“Passion” is a word that comes up when people talk about Trinity High School visual arts teacher Sherry Knight. It comes up in the way her students talk about her: “Her passion for art is only outdone by her passion for sharing her skills and knowledge with us.” In the way her husband describes her: “She is a very dedicated art educator whose passion for art has certainly carried over to her students.” And in her own description of her vocation: “Teaching isn’t a job. It’s a passion.”
A lifelong resident of Washington, she was studying art at Carlow College (now University) when her life’s work became clear to her. “I was taking studio classes and I would help fellow students. They said, ‘You’re a great teacher!’” She added Education to her major and exclaims, “It’s the best thing I ever did!”
Thirty‐three years ago, she became a visual arts teacher at Trinity High School, utilizing her natural talent for reaching kids, even those others have given up on. “I always tell kids, I have a problem accepting ‘I can’t.’ I know they can. Sometimes they are afraid to try. Everybody has creative ability, I just help them corral that.”
Her husband, Kent Knight says she ”pushes ‘at risk’ students to open up through their art and let their creativity out, along with anger, frustration and pain that many of them feel due to problems in their lives.”
She knows when she has reached a student. “You watch for little light bulbs, flickering at first,
then it comes on. It’s something in their eyes. You just know it.”

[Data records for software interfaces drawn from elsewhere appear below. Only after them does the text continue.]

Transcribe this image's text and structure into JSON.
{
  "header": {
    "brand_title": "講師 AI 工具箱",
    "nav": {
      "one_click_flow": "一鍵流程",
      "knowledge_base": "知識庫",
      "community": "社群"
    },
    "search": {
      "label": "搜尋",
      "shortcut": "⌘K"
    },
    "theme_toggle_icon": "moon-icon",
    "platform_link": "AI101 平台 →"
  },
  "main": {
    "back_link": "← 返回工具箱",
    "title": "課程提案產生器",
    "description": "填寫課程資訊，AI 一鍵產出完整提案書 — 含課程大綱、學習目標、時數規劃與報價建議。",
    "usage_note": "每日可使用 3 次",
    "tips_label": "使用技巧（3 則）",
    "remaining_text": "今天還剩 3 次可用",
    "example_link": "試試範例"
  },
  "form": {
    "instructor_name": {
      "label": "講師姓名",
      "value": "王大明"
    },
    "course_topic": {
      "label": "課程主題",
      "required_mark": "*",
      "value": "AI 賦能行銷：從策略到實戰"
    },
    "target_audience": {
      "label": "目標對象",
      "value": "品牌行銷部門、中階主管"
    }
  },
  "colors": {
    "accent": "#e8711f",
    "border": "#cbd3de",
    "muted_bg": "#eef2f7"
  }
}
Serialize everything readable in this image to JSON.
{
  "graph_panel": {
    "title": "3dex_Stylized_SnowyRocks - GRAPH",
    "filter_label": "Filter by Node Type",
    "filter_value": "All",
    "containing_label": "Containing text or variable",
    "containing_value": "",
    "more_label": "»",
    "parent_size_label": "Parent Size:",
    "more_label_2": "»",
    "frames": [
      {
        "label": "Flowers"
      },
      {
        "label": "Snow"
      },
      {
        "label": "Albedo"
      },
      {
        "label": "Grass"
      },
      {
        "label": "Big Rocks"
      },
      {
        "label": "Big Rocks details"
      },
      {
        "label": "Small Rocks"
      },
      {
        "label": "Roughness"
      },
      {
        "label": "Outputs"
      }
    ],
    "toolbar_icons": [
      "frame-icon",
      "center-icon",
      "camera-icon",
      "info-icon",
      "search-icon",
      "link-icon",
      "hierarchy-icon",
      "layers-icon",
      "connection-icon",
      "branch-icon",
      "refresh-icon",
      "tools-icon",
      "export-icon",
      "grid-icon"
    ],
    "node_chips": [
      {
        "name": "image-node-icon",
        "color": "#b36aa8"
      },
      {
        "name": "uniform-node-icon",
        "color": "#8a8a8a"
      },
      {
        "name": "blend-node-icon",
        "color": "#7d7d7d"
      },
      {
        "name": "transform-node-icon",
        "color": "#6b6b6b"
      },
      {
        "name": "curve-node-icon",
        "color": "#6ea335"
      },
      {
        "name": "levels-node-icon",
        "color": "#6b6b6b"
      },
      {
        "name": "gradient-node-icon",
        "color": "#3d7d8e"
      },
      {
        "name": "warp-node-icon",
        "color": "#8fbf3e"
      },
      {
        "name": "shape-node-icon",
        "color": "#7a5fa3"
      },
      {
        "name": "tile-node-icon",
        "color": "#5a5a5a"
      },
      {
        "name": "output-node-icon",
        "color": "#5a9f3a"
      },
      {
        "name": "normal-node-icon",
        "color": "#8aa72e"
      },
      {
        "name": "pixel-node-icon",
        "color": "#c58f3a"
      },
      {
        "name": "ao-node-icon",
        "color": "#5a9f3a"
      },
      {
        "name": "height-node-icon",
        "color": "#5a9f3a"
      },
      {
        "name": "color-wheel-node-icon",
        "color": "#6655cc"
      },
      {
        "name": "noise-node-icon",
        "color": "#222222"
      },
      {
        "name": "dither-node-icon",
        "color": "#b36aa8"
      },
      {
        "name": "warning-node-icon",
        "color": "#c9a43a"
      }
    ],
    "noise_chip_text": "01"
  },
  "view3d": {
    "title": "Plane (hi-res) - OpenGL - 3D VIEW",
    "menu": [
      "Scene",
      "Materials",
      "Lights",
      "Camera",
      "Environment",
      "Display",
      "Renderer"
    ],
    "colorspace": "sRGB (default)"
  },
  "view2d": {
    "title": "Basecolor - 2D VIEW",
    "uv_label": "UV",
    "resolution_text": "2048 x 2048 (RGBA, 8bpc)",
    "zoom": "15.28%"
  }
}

Her immense talent has been recognized many times over the years, with Fulbright scholarships to study art in Japan and China, numerous teaching awards and as Pennsylvania finalist for NASA’s Teacher in Space program.
Trinity HS Vice‐Principal Joseph Orr notes, “Students seek out Mrs. Knight and her guidance
on school and personal issues because they know that she cares and will listen to them,
offering her advice and perspective.”
Jette Grey, a parent, commends “her dedication to her students, their families, the community and her constant quest to learn and share her knowledge.”
She has one other passion: helping unwanted animals. “”My mother was the neighborhood rescuer, injured animals just came to her.” That model of dedication inspired her to found Pet Search, a non‐profit organization that has placed over 10,000 homeless or unwanted animals. The organization averages 600‐1000 animals in foster care each year.
She mixes her two loves by encouraging her students to volunteer helping animals. “The students’ experiences can change their outlook on the lives of dogs or cats. My husband Kent says, ‘You can’t save the world!’ But I can keep chipping away at the iceberg, whether it’s at school trying to reach a teenager, or crawling into a storm drain for a kitten.”
Sherry Knight’s biggest reward is not the awards she has received; it’s her daily interaction
with teenagers. “I get to share their lives every day. When they fail, I pick them up and we keep going. When they succeed, I can be happy and cry with them.”
By Dorothy Tecklenburg